• Exercise brief: Check every line in the listing below for "JSON". Copy the ones where it occurs.

Dataset extract Start Marker

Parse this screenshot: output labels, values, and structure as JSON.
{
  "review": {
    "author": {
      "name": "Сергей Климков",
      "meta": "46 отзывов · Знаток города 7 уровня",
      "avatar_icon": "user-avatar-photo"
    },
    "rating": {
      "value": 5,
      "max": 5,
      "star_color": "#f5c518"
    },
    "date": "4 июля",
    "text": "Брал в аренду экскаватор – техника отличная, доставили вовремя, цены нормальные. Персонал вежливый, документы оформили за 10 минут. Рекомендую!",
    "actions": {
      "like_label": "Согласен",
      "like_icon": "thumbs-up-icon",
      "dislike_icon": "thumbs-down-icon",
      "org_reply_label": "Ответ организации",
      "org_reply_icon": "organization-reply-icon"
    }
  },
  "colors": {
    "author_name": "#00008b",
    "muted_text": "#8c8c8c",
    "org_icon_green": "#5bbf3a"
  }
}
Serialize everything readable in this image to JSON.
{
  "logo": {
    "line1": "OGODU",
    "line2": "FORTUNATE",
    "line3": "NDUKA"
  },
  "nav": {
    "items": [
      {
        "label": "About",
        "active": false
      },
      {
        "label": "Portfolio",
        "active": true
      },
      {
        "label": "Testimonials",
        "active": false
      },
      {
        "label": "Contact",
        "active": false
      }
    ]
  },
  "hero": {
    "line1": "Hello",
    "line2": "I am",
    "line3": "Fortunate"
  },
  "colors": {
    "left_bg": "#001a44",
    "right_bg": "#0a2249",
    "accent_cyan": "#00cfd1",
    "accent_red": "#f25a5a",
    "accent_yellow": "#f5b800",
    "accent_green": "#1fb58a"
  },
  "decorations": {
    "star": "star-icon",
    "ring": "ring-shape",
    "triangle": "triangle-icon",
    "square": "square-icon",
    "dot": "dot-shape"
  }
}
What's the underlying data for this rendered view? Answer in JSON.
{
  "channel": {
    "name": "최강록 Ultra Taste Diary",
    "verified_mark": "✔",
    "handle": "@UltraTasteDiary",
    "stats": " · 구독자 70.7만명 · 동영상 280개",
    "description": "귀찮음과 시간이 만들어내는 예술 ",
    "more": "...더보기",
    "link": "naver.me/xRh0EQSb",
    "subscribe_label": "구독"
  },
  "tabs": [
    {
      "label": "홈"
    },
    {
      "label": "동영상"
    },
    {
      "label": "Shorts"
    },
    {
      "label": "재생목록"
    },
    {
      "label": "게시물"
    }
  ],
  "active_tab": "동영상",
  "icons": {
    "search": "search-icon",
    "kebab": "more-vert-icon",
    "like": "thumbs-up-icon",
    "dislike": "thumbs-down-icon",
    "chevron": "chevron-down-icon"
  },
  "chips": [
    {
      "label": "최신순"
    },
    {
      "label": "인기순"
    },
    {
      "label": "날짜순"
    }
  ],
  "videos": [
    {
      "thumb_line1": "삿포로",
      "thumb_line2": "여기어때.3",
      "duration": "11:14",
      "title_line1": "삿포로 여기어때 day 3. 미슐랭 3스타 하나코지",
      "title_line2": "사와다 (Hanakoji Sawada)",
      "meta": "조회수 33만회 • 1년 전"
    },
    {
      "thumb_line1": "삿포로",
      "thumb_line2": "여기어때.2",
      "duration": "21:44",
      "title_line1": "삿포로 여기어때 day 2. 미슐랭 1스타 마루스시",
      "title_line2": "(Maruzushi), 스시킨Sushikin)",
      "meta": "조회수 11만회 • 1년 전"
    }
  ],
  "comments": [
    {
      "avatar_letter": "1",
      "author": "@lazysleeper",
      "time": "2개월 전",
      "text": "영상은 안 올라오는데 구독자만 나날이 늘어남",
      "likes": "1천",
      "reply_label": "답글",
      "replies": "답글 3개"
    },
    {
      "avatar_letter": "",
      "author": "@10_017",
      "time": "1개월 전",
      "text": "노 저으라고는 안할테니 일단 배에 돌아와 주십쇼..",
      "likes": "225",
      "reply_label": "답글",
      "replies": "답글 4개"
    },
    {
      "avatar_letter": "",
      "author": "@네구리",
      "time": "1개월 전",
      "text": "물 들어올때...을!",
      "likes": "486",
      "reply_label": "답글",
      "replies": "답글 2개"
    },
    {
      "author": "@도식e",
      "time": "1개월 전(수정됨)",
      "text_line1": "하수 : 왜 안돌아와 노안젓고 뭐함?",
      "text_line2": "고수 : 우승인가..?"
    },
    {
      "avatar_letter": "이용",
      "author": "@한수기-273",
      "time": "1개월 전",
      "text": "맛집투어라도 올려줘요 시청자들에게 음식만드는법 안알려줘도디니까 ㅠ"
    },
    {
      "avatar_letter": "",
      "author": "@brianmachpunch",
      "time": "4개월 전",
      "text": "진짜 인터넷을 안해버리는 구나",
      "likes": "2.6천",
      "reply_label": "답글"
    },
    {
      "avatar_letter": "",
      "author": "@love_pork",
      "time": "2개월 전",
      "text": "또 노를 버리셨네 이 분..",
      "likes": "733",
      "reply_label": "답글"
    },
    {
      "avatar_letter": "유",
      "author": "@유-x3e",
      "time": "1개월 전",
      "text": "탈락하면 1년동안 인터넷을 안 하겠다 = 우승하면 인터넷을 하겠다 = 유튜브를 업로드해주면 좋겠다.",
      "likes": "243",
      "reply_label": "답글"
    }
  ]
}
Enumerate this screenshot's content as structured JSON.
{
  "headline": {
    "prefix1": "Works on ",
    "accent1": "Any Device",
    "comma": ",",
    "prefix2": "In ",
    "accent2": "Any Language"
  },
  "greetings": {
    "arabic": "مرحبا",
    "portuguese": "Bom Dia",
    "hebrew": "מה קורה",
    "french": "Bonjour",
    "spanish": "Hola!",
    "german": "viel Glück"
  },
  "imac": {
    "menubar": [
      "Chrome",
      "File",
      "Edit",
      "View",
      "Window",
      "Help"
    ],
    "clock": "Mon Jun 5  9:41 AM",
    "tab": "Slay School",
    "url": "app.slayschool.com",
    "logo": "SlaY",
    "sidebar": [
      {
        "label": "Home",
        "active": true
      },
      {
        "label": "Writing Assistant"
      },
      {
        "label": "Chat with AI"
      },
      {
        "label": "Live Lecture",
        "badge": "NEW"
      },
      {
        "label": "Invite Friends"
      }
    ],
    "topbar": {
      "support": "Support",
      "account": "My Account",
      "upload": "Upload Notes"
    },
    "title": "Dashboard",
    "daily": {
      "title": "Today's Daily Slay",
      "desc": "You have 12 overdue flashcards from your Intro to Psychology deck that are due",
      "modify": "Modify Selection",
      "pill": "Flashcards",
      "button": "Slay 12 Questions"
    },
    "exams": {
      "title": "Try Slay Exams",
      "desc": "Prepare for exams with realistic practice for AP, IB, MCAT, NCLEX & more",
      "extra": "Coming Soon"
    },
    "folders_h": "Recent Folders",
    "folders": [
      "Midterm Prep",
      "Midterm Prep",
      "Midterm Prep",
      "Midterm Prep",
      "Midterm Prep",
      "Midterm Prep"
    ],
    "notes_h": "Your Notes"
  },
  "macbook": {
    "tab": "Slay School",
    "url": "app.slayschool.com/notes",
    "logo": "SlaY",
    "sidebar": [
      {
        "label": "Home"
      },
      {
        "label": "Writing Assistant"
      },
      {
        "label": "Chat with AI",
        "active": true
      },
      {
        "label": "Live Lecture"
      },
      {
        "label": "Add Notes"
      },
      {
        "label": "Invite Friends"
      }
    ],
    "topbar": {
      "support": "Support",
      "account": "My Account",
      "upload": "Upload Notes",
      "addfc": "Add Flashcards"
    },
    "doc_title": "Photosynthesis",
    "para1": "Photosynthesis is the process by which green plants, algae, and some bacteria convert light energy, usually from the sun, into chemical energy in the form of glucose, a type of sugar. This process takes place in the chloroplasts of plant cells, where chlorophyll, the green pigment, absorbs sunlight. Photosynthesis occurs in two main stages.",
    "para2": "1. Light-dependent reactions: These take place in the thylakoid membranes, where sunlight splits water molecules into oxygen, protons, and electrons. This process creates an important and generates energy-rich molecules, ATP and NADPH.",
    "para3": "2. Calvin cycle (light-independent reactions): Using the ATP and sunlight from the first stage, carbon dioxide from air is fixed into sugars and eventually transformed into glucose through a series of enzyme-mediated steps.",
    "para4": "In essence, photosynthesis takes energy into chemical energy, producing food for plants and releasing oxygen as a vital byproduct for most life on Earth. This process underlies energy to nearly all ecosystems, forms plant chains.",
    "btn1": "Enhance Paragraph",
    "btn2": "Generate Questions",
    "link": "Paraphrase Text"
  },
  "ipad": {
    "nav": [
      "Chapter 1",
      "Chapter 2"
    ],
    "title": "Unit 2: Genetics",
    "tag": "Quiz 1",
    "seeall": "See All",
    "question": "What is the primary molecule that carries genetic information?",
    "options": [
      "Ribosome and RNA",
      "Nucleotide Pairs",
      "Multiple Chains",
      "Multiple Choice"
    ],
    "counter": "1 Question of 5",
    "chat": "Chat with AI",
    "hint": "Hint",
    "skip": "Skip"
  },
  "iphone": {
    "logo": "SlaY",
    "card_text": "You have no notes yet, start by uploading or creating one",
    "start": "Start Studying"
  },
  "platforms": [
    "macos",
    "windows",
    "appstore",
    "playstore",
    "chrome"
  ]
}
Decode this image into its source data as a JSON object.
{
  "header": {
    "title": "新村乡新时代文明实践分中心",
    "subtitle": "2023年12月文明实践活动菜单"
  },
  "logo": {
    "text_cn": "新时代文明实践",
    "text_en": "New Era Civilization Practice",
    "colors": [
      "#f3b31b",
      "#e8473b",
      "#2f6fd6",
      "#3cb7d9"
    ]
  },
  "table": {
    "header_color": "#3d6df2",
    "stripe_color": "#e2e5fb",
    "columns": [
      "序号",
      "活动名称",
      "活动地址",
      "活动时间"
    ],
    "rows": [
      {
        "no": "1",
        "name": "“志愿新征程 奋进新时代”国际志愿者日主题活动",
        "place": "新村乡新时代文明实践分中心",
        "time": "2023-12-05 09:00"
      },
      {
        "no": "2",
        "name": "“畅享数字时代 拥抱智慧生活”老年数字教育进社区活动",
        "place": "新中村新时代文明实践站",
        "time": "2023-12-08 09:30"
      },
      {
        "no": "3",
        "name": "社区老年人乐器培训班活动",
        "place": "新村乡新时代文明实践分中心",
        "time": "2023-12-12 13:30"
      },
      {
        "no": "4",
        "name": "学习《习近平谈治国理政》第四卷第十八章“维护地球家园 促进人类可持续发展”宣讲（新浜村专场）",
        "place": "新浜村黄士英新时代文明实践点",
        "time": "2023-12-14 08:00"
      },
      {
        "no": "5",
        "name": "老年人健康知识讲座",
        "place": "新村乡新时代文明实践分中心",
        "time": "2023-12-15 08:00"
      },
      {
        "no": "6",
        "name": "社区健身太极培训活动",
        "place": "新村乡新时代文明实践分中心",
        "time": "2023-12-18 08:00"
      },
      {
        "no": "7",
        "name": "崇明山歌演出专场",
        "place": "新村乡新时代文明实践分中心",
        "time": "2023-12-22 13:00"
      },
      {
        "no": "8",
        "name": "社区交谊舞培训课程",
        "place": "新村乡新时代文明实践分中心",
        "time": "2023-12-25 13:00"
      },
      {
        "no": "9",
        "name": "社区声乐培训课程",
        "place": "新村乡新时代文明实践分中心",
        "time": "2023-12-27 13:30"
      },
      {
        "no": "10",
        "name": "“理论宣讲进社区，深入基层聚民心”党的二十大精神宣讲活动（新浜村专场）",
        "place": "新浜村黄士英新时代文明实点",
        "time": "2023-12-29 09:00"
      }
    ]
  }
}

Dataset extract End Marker

• Written solution:
Parse this screenshot: output labels, values, and structure as JSON.
Serialize everything readable in this image to JSON.
What's the underlying data for this rendered view? Answer in JSON.
Enumerate this screenshot's content as structured JSON.
Decode this image into its source data as a JSON object.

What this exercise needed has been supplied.